RECORDS
·····

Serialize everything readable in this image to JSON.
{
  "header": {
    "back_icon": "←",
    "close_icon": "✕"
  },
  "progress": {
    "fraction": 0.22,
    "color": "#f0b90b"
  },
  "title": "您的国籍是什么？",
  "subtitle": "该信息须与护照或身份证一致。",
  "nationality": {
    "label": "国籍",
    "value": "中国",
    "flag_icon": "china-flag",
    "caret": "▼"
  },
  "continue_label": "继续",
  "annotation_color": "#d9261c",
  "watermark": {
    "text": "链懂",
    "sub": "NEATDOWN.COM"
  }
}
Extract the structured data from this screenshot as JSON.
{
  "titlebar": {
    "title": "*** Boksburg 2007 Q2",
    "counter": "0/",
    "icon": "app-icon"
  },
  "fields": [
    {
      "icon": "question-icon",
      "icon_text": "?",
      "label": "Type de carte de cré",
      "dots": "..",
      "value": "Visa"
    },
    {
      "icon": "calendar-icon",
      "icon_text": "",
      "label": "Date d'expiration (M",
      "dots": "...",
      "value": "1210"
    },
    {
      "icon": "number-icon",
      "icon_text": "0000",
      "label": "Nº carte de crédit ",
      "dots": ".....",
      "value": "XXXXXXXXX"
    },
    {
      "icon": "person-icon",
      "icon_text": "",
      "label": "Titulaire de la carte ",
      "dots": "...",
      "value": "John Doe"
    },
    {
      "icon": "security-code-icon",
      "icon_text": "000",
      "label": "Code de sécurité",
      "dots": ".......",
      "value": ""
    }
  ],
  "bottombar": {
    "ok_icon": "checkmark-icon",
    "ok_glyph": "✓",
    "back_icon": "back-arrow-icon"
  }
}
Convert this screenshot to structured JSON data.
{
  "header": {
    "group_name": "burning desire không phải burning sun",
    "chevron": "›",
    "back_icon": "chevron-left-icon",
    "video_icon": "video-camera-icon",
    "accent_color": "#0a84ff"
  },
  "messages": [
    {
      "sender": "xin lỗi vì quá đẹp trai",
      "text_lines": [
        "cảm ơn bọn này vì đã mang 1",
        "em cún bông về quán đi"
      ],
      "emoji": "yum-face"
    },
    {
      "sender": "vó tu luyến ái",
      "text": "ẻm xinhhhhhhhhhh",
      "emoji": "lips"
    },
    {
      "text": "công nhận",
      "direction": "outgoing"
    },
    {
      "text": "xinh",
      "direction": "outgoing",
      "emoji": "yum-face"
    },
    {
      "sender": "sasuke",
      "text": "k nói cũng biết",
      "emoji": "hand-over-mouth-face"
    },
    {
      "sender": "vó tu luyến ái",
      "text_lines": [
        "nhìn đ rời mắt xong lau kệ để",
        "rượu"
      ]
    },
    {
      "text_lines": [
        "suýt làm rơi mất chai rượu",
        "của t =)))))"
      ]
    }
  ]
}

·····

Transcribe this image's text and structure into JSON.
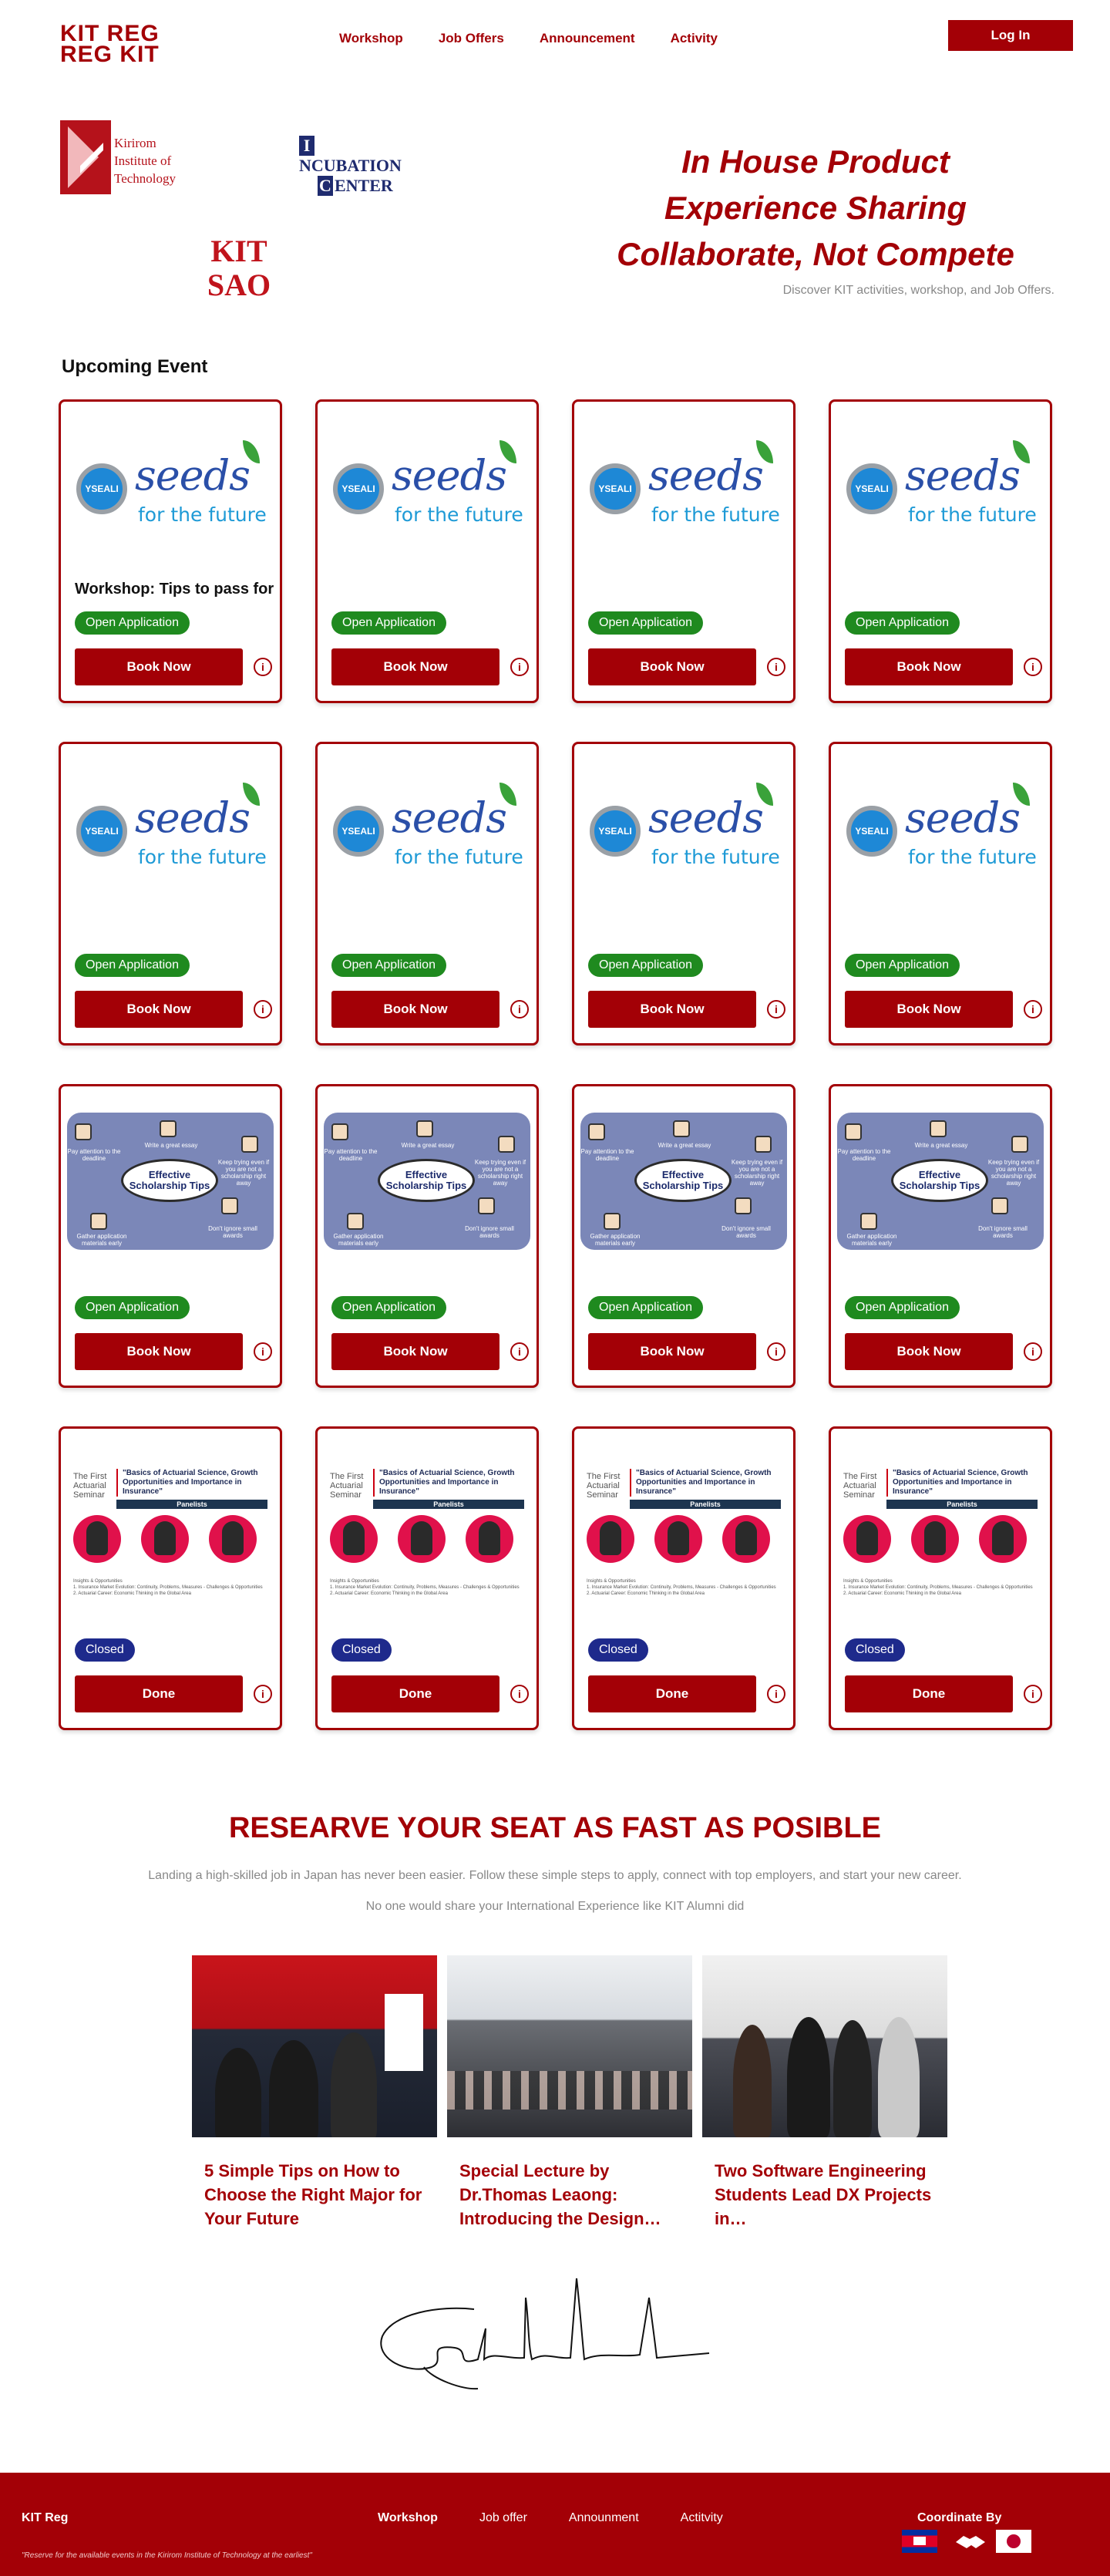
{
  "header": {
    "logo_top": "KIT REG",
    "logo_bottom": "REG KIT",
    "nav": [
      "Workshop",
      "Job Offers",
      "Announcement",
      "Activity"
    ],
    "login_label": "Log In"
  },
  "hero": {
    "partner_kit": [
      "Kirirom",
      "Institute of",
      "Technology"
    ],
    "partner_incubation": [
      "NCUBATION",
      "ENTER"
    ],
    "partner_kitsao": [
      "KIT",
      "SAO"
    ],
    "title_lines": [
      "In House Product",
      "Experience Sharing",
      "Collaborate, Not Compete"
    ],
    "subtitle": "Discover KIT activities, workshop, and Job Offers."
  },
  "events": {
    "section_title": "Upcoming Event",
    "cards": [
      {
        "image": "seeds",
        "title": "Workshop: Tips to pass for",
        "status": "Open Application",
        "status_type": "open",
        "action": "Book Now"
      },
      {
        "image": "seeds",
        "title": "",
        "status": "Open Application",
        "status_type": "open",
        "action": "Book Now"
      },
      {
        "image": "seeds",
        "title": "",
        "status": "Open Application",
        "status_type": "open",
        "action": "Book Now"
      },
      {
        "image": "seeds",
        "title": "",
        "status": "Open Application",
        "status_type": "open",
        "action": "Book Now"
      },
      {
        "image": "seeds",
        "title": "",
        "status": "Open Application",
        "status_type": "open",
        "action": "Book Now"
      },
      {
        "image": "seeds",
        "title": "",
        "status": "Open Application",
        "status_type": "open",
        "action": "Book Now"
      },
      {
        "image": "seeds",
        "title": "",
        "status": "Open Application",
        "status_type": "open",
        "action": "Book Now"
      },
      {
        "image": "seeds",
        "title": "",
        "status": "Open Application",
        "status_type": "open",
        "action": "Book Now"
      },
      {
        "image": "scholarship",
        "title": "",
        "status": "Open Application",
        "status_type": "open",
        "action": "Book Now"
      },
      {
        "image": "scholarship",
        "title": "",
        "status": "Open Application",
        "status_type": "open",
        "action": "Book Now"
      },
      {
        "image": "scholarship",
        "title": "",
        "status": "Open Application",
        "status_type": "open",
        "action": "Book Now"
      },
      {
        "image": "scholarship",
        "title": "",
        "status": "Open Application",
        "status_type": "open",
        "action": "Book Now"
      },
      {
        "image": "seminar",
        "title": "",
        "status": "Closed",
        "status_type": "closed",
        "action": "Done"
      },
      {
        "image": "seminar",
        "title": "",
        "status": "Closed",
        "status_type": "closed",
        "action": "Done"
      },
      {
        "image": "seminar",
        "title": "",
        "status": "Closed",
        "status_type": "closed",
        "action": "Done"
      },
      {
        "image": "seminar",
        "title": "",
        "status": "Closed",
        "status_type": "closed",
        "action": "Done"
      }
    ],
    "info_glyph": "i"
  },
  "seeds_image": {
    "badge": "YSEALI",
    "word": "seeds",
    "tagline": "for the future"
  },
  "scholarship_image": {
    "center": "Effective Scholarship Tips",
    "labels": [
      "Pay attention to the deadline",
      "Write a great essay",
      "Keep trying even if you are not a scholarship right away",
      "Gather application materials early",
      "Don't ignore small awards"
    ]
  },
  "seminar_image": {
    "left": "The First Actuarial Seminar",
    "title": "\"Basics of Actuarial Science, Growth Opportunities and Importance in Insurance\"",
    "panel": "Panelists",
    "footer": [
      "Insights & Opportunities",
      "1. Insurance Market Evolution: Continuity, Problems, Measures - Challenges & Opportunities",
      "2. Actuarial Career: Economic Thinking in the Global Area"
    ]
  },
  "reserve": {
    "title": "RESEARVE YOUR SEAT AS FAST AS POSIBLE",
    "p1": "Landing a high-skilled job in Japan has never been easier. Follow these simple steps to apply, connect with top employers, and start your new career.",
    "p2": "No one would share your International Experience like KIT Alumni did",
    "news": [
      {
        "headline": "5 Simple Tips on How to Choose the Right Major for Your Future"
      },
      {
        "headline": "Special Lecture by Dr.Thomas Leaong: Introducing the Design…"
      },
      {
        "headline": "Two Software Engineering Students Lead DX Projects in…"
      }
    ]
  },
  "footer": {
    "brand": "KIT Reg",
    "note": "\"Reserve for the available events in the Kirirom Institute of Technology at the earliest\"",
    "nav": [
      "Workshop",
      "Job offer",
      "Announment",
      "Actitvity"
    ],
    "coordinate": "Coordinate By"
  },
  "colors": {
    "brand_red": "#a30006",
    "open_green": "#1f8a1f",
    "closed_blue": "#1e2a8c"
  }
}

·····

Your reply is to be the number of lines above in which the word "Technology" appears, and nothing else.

WRITTEN REPLY
2